Scan the records for the word "Dashboard". Copy each line that includes it.
————————
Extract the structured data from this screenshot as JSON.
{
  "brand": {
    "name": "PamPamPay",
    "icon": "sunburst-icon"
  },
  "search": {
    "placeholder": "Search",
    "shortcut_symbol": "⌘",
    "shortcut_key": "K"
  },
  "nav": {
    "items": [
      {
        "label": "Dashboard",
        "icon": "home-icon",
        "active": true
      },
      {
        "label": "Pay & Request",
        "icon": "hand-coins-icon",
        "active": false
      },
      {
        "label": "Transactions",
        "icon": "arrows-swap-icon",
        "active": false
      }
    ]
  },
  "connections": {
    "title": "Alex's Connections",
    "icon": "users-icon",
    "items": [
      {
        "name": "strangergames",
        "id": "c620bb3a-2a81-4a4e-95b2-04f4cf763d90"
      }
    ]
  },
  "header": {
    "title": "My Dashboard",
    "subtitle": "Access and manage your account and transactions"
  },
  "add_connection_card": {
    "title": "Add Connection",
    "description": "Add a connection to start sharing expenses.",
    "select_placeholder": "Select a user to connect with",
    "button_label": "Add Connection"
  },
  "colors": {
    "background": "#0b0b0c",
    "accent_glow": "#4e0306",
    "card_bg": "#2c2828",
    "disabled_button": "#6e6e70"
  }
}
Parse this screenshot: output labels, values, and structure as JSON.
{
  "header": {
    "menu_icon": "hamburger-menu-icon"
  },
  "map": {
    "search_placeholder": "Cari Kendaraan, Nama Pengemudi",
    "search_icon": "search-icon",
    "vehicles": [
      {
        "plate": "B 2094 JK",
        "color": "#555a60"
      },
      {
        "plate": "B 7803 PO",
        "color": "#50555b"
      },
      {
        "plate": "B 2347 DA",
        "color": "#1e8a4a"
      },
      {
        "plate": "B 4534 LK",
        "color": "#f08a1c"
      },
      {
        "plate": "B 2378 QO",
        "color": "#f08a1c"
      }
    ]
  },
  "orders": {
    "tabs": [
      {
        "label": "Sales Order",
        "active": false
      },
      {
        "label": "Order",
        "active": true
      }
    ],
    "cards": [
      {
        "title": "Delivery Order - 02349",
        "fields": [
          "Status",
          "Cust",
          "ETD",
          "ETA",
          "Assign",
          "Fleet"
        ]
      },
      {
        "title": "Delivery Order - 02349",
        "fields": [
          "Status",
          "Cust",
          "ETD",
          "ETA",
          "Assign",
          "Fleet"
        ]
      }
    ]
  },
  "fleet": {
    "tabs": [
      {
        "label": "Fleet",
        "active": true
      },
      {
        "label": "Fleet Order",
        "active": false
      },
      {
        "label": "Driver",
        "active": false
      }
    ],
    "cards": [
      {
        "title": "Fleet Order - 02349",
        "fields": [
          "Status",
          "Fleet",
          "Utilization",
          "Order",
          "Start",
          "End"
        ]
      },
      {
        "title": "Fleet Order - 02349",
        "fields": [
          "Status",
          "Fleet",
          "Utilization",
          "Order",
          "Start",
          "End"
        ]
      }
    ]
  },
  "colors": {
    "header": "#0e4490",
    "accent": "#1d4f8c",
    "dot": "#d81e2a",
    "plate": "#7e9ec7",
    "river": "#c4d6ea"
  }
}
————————
# Response:
        "label": "Dashboard",
    "title": "My Dashboard",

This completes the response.